The ecological transition requires the development of new industrial processes making use of renewable resources.

Among them, sugars from lignocellulosic biomass can produce derivated products with high added value. Exploiting this rich resource with its multiple chemical functions means coming up with innovative concepts that are radically different from processes aimed at oil and gas.

Biological – especially enzymatic – catalysis is particularly suitable for converting sugars from biomass, with a very high selectivity, in aqueous medium. However, it presents a number of difficulties, hence the need of a cofactora to activate the enzyme, which is expensive to produce and regenerate, by using a second enzymatic step.

An original approach has been adopted to overcome this obstacle: hybrid catalysis, combining the selectivity of enzymes and the robustness of chemical catalysts. This combination draws on the respective advantages of both types of catalysis to produce “platform molecules”, which are difficult to obtain using other methods, in a highly selective manner(1).

IFPEN therefore worked with the UCCSb at the University of Lille 1 on converting sorbitol into fructose, a synthon of choice to obtain products with a high added value.

This research demonstrated the possibility to combine an enzyme, called alcohol deshydrogenase (ADH), and an organometallic chemical catalyst, capable of regenerating the cofactor in situ (figure).


Catalyse hybride appliquée à la transformation enzymatique du sorbitol en fructose avec la régénération du cofacteur nicotinamide.
Hybrid catalysis applied to the enzymatic conversion
of sorbitol into fructose with regeneration of the
nicotinamide cofactor.

The research focused on:

  • the cohabitation of enzymatic and chemical catalysis,
  • and the identification of the optimal operating conditions of the overall system(2).

This initial proof of concept paves the way for new developments for biomass conversion processes.


a- A chemical compound that does not contain any proteins but is necessary for the biological activity of a protein.
b- Unité de catalyse et chimie du solide (Solids Catalysis and Chemistry Unit).

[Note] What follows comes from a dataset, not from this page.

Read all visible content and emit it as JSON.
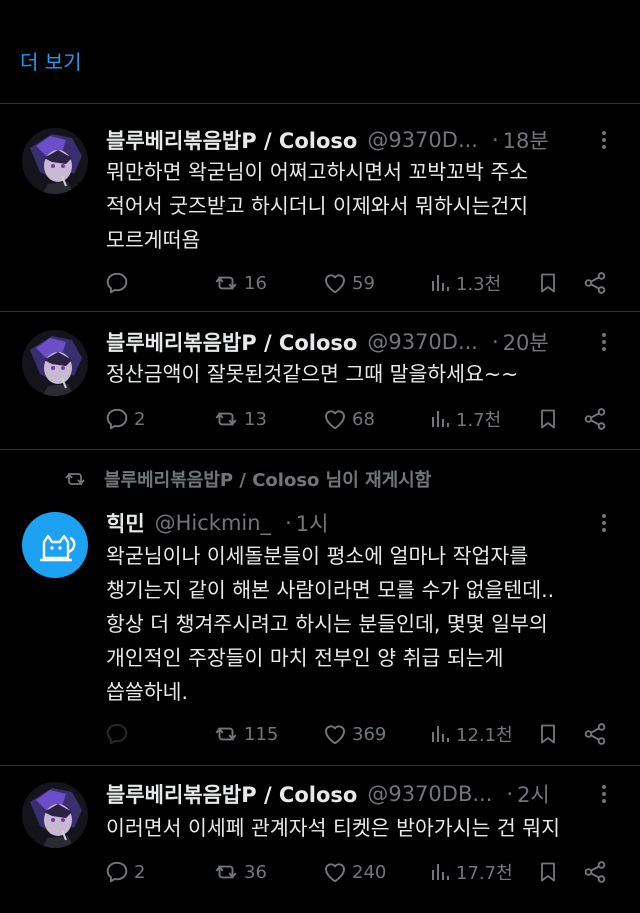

Thesis entitled“New hybrid catalysis concept for biomass conversion”.

(1) A. Gimbernat, M. Guehl, M. Capron, N. Lopes Ferreira, R. Froidevaux, J-S. Girardon, P. Dhulster, D. Delcroix, F. Dumeignil, ChemCatChem, 2017, 9, 2080-2084.

(2) Patent FR3031983(A1)


Scientific contacts: damien.delcroix@ifpen.fr - nicolas.lopes-ferreira@ifpen.fr